The word ‘Gemba’ in improvement language is used by the Japanese to describe this notion of examining closely. It is derived from two Chinese words for which there is not an English equivalent. ‘Gem’ or ’specific work’ … and ‘ba’ or ‘the place.’ The Gemba is any place where critical resources assemble and the flow of work contributes to those efforts that directly add value for the customer. So we are looking closely and learning by observing those systems and processes directly related to a flow of work that adds value for the customer.
Recently in these blog postings, we have been sharing some of the experiences about this learning opportunity or ‘going to the Gemba.’ Below is a note from Bob Hinshelwood, Vice President of Patient Services.
This is a note about a recent Monday I spent job shadowing with Craig Larrimore, RN, in the Radiology Department to learn more about the work that he and his team do every day.
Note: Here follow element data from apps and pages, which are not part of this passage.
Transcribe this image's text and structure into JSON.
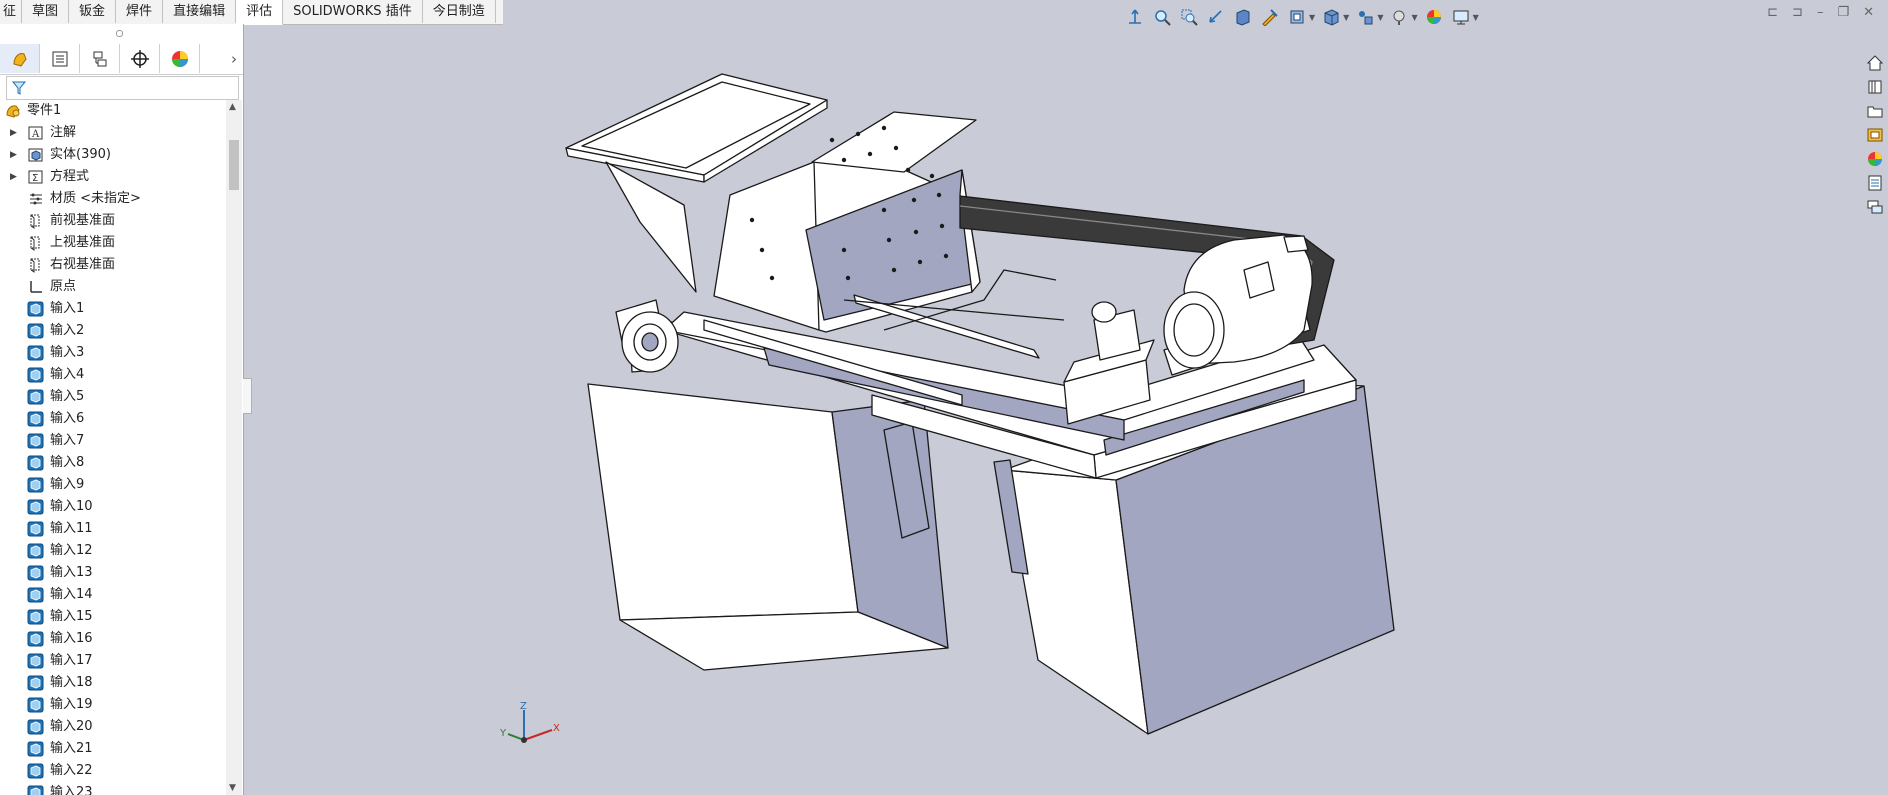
{
  "tabs": [
    "征",
    "草图",
    "钣金",
    "焊件",
    "直接编辑",
    "评估",
    "SOLIDWORKS 插件",
    "今日制造"
  ],
  "active_tab": "评估",
  "panel_tabs": [
    "featuremanager-icon",
    "propertymanager-icon",
    "configuration-icon",
    "dimxpert-icon",
    "display-manager-icon"
  ],
  "tree": {
    "root": "零件1",
    "folders": [
      {
        "label": "注解",
        "icon": "annotation-icon"
      },
      {
        "label": "实体(390)",
        "icon": "solid-bodies-icon"
      },
      {
        "label": "方程式",
        "icon": "equations-icon"
      }
    ],
    "material": "材质 <未指定>",
    "planes": [
      "前视基准面",
      "上视基准面",
      "右视基准面"
    ],
    "origin": "原点",
    "imports": [
      "输入1",
      "输入2",
      "输入3",
      "输入4",
      "输入5",
      "输入6",
      "输入7",
      "输入8",
      "输入9",
      "输入10",
      "输入11",
      "输入12",
      "输入13",
      "输入14",
      "输入15",
      "输入16",
      "输入17",
      "输入18",
      "输入19",
      "输入20",
      "输入21",
      "输入22",
      "输入23"
    ]
  },
  "triad": {
    "x": "X",
    "y": "Y",
    "z": "Z"
  },
  "colors": {
    "viewport_bg": "#c9ccd6",
    "model_face_light": "#ffffff",
    "model_face_shade": "#a3a6c0",
    "edge": "#1a1a1a"
  }
}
I spent most of the day with the team in Special Procedures and in the Pre- and Post-Procedure Recovery Areas. Both patient care areas were busy that day performing a variety of radiologic procedures for patients. I observed Dr. Lewis perform a ‘De-clot’ procedure and was impressed with the teamwork and the knowledge the team displayed working with Dr. Lewis, anticipating what supplies and instruments she would need to complete the procedure. I saw Dr. Hill help a child who needed an invasive procedure. The young patient was accompanied by his mother, who also appeared a bit apprehensive. Despite the crying and fear that any child would have, the procedure was successful and both mom and child were pleased. Craig was also needed across the street in the McLeod Plaza in CT to help with a catheter that was clogged. With his past experience and strong fingers he unclogged the catheter and the patient was relieved.
Overall, it was just a great day to see people work together to help patients who really trusted them to do their job well. Thanks to everybody who put up with me that day. I had a fun time. I learn each time I work in direct patient care with our team. A special thanks to Craig.
Vice President of Patient Services
Customers have the final say as to the quality of our output. If you want to know if you are doing a good job, ask the customers. They alone know. The output of our services is the only output of which our systems, processes and methods are currently capable. In the ‘Spirit of Improvement,’ we want to have the best possible outcome for patients … so we must continue to create better systems, processes and methods. Learning directly from our team and our customer is an important part of improvement.